## WHAT TO PRODUCE
Report each line of the records below that uses the word "name".

## STORED DATA
━━━━━━
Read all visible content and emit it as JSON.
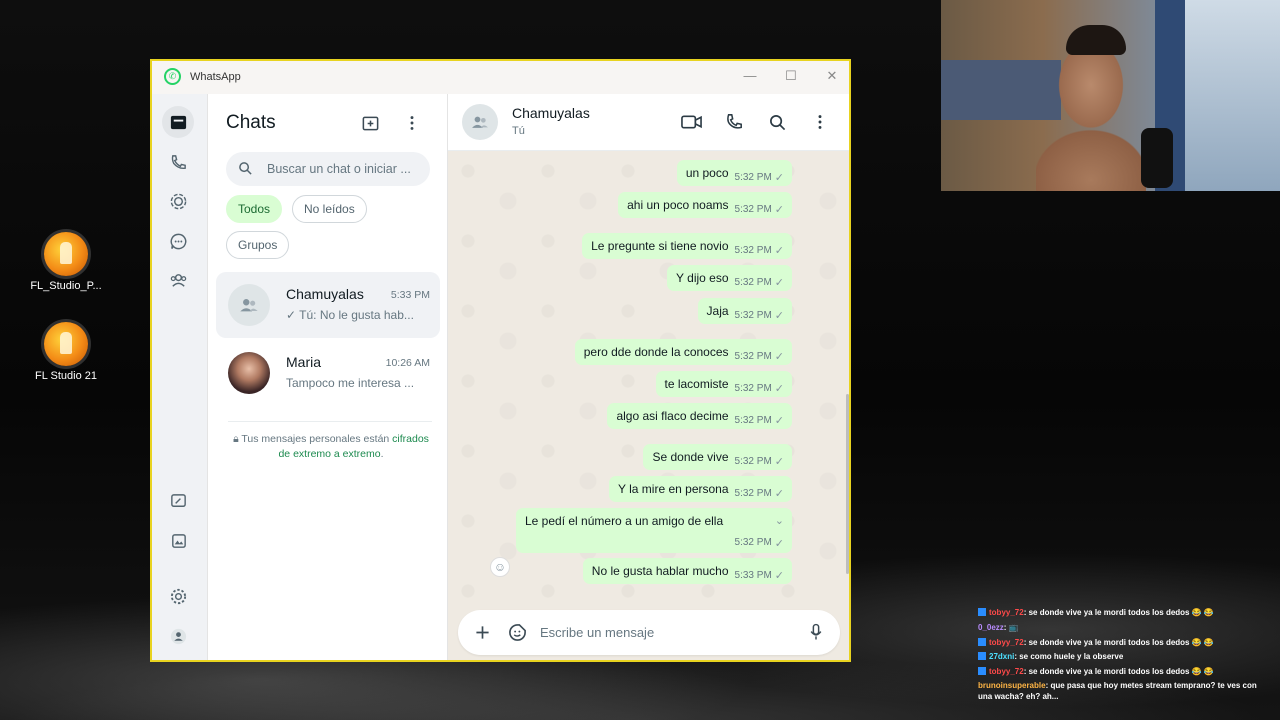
{
  "window": {
    "title": "WhatsApp"
  },
  "desktop": {
    "icons": [
      {
        "label": "FL_Studio_P..."
      },
      {
        "label": "FL Studio 21"
      }
    ]
  },
  "chats_panel": {
    "heading": "Chats",
    "search_placeholder": "Buscar un chat o iniciar ...",
    "filters": [
      "Todos",
      "No leídos",
      "Grupos"
    ],
    "active_filter": "Todos",
    "items": [
      {
        "name": "Chamuyalas",
        "time": "5:33 PM",
        "preview": "✓ Tú: No le gusta hab..."
      },
      {
        "name": "Maria",
        "time": "10:26 AM",
        "preview": "Tampoco me interesa ..."
      }
    ],
    "encryption_notice": "Tus mensajes personales están",
    "encryption_link": "cifrados de extremo a extremo",
    "encryption_end": "."
  },
  "conversation": {
    "name": "Chamuyalas",
    "subtitle": "Tú",
    "messages": [
      {
        "text": "un poco",
        "time": "5:32 PM"
      },
      {
        "text": "ahi un poco noams",
        "time": "5:32 PM"
      },
      {
        "text": "Le pregunte si tiene novio",
        "time": "5:32 PM"
      },
      {
        "text": "Y dijo eso",
        "time": "5:32 PM"
      },
      {
        "text": "Jaja",
        "time": "5:32 PM"
      },
      {
        "text": "pero dde donde la conoces",
        "time": "5:32 PM"
      },
      {
        "text": "te lacomiste",
        "time": "5:32 PM"
      },
      {
        "text": "algo asi flaco decime",
        "time": "5:32 PM"
      },
      {
        "text": "Se donde vive",
        "time": "5:32 PM"
      },
      {
        "text": "Y la mire en persona",
        "time": "5:32 PM"
      },
      {
        "text": "Le pedí el número a un amigo de ella",
        "time": "5:32 PM"
      },
      {
        "text": "No le gusta hablar mucho",
        "time": "5:33 PM"
      }
    ],
    "composer_placeholder": "Escribe un mensaje"
  },
  "stream_chat": [
    {
      "user": "tobyy_72",
      "user_color": "#ff4a4a",
      "text": ": se donde vive ya le mordi todos los dedos 😂 😂"
    },
    {
      "user": "0_0ezz",
      "user_color": "#b98cff",
      "text": ": 📺"
    },
    {
      "user": "tobyy_72",
      "user_color": "#ff4a4a",
      "text": ": se donde vive ya le mordi todos los dedos 😂 😂"
    },
    {
      "user": "27dxni",
      "user_color": "#4de0ff",
      "text": ": se como huele y la observe"
    },
    {
      "user": "tobyy_72",
      "user_color": "#ff4a4a",
      "text": ": se donde vive ya le mordi todos los dedos 😂 😂"
    },
    {
      "user": "brunoinsuperable",
      "user_color": "#ffb545",
      "text": ": que pasa que hoy metes stream temprano? te ves con una wacha? eh? ah..."
    }
  ],
  "colors": {
    "bubble_out": "#d9fdd3",
    "accent": "#25d366",
    "window_border": "#e8d31f"
  }
}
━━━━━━
## RESPONSE TO THE EXERCISE
        "name": "Chamuyalas",
        "name": "Maria",
    "name": "Chamuyalas",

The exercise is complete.